Lately there has been a tendency for the attack on the family, like so many other fragments of the new left, to degenerate into a purely cultural movement, one aimed not so much at institutional change as at abolishing “male chauvinism.” I have already criticized the illusion that a “cultural revolution,” a change of heart, can serve as a substitute for politics. Here it is necessary only to add that the criticism applies with special force to feminism, since the peculiar strength of this movement is precisely its ability to dramatize specific connections between culture and politics—between the realm of production on the one hand and education, child-rearing, and sexual relations on the other.

It ought to be recognized, for example, that large numbers of women will not be able to enter the work force, except by slavishly imitating the careers of men, unless the nature of work undergoes a radical change.
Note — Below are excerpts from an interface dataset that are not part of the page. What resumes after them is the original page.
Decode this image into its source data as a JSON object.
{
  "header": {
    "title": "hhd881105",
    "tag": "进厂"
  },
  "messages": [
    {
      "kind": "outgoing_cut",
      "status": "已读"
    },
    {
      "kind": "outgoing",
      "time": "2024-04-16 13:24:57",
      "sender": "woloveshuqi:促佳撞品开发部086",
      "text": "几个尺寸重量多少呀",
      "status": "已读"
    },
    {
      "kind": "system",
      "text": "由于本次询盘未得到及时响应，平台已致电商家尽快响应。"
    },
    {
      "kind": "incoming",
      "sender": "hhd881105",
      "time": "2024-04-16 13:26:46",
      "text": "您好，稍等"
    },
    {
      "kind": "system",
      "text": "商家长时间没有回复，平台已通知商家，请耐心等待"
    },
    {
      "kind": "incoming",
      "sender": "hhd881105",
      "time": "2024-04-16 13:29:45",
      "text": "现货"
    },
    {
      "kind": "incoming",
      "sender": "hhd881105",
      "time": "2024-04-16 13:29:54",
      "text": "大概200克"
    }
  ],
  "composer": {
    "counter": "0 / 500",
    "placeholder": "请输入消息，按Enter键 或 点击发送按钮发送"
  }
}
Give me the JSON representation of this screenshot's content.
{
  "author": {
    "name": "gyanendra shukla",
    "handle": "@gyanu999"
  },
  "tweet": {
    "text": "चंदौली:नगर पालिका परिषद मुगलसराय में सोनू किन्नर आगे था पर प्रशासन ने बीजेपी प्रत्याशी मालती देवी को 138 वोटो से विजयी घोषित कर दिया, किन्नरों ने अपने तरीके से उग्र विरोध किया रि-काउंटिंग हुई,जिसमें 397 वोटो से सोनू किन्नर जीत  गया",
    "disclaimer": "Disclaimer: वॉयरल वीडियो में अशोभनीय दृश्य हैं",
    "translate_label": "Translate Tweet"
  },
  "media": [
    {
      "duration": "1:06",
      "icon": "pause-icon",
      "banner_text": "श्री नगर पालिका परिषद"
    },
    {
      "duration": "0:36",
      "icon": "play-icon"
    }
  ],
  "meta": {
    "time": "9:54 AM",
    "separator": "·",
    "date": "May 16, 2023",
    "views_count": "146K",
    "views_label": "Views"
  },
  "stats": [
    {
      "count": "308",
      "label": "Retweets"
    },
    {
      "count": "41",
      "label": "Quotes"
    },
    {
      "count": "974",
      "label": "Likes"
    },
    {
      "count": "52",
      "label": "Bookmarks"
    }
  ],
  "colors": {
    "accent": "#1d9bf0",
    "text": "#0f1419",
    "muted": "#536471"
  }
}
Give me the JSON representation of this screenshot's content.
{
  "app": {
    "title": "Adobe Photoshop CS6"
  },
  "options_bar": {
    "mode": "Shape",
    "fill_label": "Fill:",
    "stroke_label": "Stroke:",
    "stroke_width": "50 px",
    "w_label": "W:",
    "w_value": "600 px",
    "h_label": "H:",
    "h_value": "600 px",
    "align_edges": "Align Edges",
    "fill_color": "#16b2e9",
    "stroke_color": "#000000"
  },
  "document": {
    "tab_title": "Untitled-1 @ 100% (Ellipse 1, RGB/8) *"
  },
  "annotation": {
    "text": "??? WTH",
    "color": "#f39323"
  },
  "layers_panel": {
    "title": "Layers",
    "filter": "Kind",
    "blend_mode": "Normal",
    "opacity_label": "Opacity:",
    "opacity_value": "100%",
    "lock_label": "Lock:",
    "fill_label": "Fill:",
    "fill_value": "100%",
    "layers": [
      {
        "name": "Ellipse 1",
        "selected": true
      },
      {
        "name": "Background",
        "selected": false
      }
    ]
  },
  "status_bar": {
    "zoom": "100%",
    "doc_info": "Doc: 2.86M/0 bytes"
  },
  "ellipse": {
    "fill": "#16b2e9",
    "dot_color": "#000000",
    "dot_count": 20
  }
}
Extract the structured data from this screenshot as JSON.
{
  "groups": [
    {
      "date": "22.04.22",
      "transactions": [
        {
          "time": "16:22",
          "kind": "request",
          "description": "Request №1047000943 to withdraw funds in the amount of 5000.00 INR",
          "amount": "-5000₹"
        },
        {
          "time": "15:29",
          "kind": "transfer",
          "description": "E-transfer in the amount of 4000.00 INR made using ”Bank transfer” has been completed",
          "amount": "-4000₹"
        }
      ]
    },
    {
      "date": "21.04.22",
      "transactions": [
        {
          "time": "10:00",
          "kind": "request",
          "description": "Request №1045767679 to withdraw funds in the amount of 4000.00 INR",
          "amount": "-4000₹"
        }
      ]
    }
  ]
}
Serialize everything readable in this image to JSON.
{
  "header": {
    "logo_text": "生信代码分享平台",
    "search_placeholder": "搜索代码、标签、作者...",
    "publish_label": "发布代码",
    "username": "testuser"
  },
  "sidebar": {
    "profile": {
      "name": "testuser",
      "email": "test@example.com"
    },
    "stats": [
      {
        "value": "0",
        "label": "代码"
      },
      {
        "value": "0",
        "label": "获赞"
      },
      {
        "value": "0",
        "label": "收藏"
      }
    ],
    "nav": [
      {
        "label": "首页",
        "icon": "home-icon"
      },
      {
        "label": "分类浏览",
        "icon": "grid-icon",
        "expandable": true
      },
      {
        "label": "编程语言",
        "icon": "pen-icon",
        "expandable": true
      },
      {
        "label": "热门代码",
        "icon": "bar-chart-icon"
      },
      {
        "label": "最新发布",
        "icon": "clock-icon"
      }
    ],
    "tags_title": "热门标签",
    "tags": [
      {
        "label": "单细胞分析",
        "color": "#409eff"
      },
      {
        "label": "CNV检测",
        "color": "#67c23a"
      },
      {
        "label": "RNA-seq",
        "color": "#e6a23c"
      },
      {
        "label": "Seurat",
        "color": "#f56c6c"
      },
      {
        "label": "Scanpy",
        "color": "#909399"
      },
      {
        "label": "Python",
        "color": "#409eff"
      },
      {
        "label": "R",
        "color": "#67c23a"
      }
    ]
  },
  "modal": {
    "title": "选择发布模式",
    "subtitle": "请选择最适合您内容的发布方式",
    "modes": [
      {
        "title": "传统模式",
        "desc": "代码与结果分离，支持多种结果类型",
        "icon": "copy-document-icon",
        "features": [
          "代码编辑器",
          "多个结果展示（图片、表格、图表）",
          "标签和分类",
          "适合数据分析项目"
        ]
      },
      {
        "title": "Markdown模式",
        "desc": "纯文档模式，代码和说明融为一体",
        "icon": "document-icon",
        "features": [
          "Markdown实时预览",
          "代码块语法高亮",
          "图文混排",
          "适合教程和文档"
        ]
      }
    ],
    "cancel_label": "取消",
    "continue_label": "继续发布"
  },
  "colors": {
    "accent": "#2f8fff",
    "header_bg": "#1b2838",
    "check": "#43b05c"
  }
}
The entire conflict between “home and career” derives from the subordination of work to the relentless demands of industrial productivity. The system that forces women (and men also) to choose between home and work is the same system that demands early specialization and prolonged schooling, imposes militarylike discipline in all areas of work, and forces not only factory workers but intellectual workers into a ruthless competition for meager rewards. At bottom, the “woman question” is indistinguishable from what used to be known as the social question.

It would be foolishly optimistic to conclude from the existence of the woman’s movement, the student movement, and the black movement, and from growing signs of uneasiness among professional and technical workers in various strata of the population, that the basis for a “new politics” already exists. These movements are no more than portents; they exist, moreover, in isolation from each other. If we have learned anything from the Sixties, it is that the “system” is much less vulnerable than many radicals had supposed. The realization of its strength can become an occasion for premature despair or for renewed attempts to create a radical coalition.

Those who despair of politics will find it hard to understand why I have devoted so much attention to a few books that deal for the most part with tactical issues and that eschew the claim to sweeping historical synthesis and blinding socio-cultural insight that we have come to expect of political statements emanating from the left. But it is precisely tactical realism, a respect for the commonplace, and renewed attention to the way in which the crisis of modern society is rooted in the deteriorating conditions of everyday life that the left most urgently needs to acquire.

This Issue

October 21, 1971